I don’t want to complain about a mostly good thing, but I think that the current management is making a mistake by accumulating such a huge backlog of lectures. The old management had the opposite problem. Most of the time they had no backlog at all, and we know how that worked out… eventually they couldn’t keep up. That was really bad. When people pay for something, you have to deliver it, and in a timely fashion. The failure to do so dealt a blow to ChessLecture that I think it still hasn’t recovered from.

So it definitely makes sense for the new management to want some protection. I could see having a backlog of, say, a couple weeks or a month. But five months? The lecturers can no longer give lectures that are timely.

I keep getting messages from people saying, “I miss your ChessLectures! Why aren’t you doing them any more?” The answer is that I am, and you’ll get one tomorrow. As for the others, I guess you’ll just have to wait… and wait…


Print Friendly, PDF & Email

{ 2 comments… read them below or add one }

Praveen September 27, 2012 at 10:32 pm

Ah Sevian.
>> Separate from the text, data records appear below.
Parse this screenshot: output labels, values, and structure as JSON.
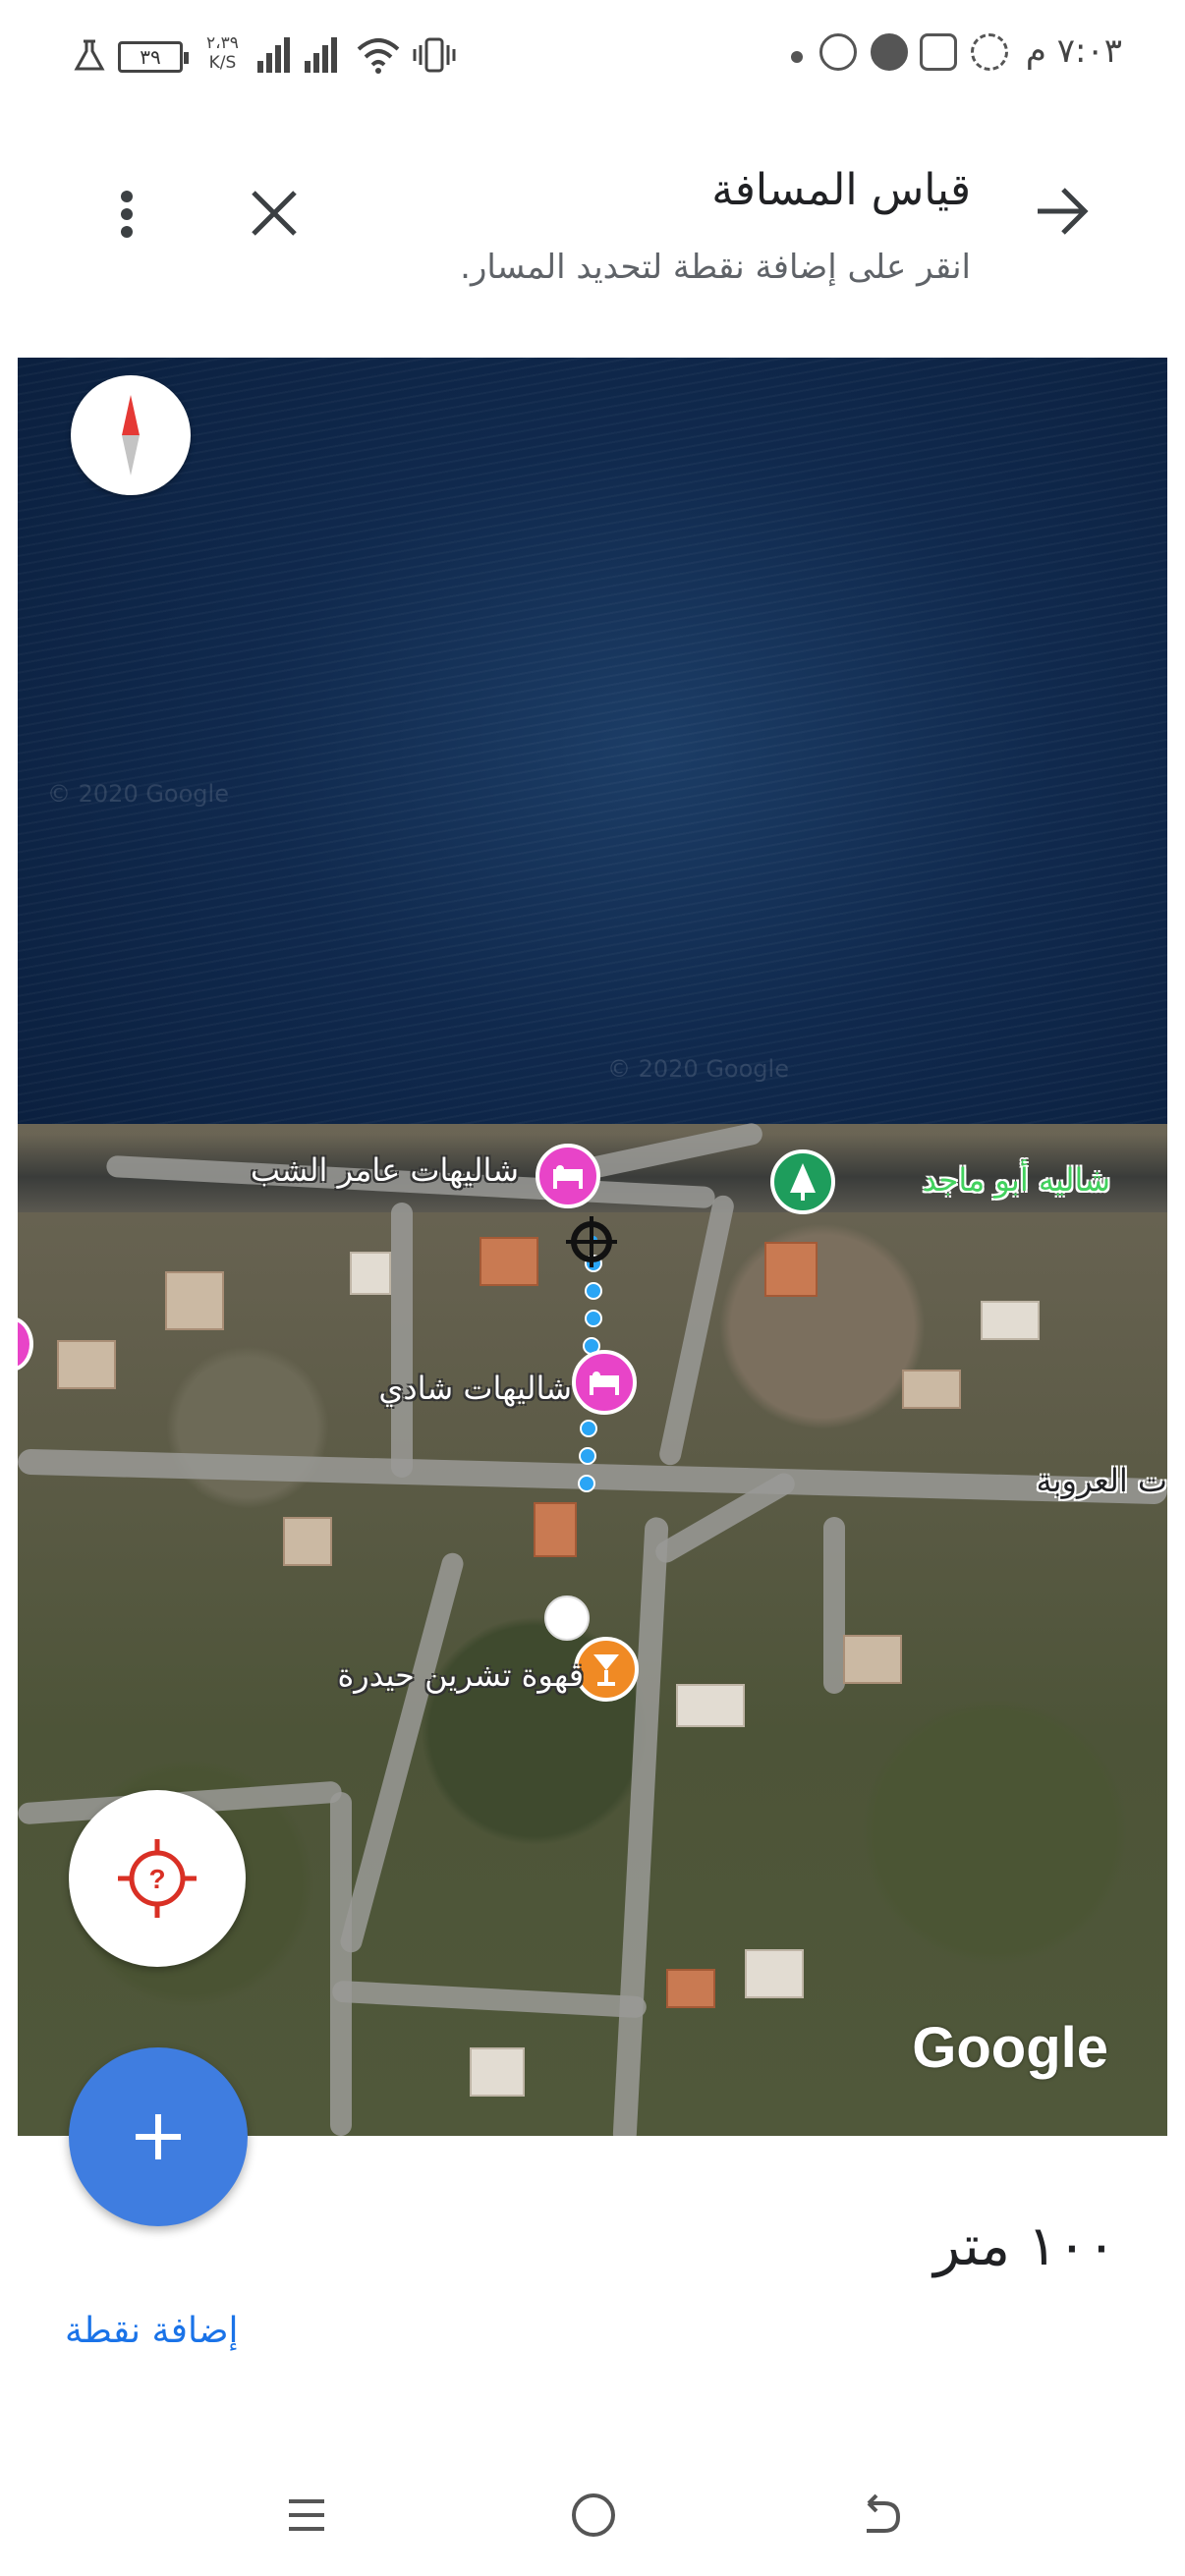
{
  "status_bar": {
    "time": "٧:٠٣ م",
    "battery": "٣٩",
    "net_speed_value": "٢،٣٩",
    "net_speed_unit": "K/S"
  },
  "header": {
    "title": "قياس المسافة",
    "subtitle": "انقر على إضافة نقطة لتحديد المسار."
  },
  "map": {
    "watermark": "© 2020 Google",
    "places": [
      {
        "name": "شاليهات عامر الشب",
        "category": "hotel",
        "color": "#e844c8"
      },
      {
        "name": "شاليهات شادي",
        "category": "hotel",
        "color": "#e844c8"
      },
      {
        "name": "شاليه أبو ماجد",
        "category": "park",
        "color": "#1e9d5c"
      },
      {
        "name": "قهوة تشرين حيدرة",
        "category": "bar",
        "color": "#f08a24"
      }
    ],
    "street": "ت العروبة",
    "logo": "Google",
    "route_color": "#2aa5f5"
  },
  "bottom": {
    "distance": "١٠٠ متر",
    "add_point": "إضافة نقطة"
  },
  "accent": "#3f7de0"
}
I was sitting next to my very noble team leader who was outrated by the kid by 300 points in the US Amateur Team west tourney earlier in the year. My captain saved the game with great difficulty (much to his opponent’s chagrin); while I beat Manvelyan on board 2.

I just love games like those where you just do nothing. The thing with such games is that you need to have an amazing understanding of where the opponent’s counterplay resides. So there are two possibilities – either the oppressed opponent resorts to faulty counterplay, or just sits and falls apart slowly. The second case is all very good, when it works. But if you lack the manoeuvring skill, one might give it all away with some subtle inaccuracy. And in the first, it is easy to make a mistake against faulty but complicated play. Either way, one is screwed. But when it works it’s beautiful.


Matt October 4, 2012 at 2:43 pm

Re: ChessLecture

It seems to me that they should start posting lectures on Saturdays and Sundays. I am not too sure what the reasoning is behind only posting new lectures Monday to Friday, although perhaps the old problem of having too small of a backlog is partly responsible.

Having lectures posted on weekends would help decrease the current backlog, or at least stop it from growing. I have to imagine that, as time goes by, that five month backlog is only to increase to six months, then seven, etc.

Alternatively, they could post two lectures a day, at least for a period of time. There is no need to keep the current structure of only posting five lectures a week. I would be prepared to pay a little more for unlimited access to the backlog of lectures. I’m sure others would be too. That’s something they could consider: introduce another premium payment option (or expand the most expensive existing option) that would give the user unlimited access to the backlog. Users who are happy with one lecture every weekday can just pay a lower rate.

I don’t really see any negatives to this, except that the premium payment users will get to see some lectures months before the lower payment users do. But so what? That’s what they are paying extra for!

What are your thoughts, Dana?



Leave a Comment

Previous post:

Next post: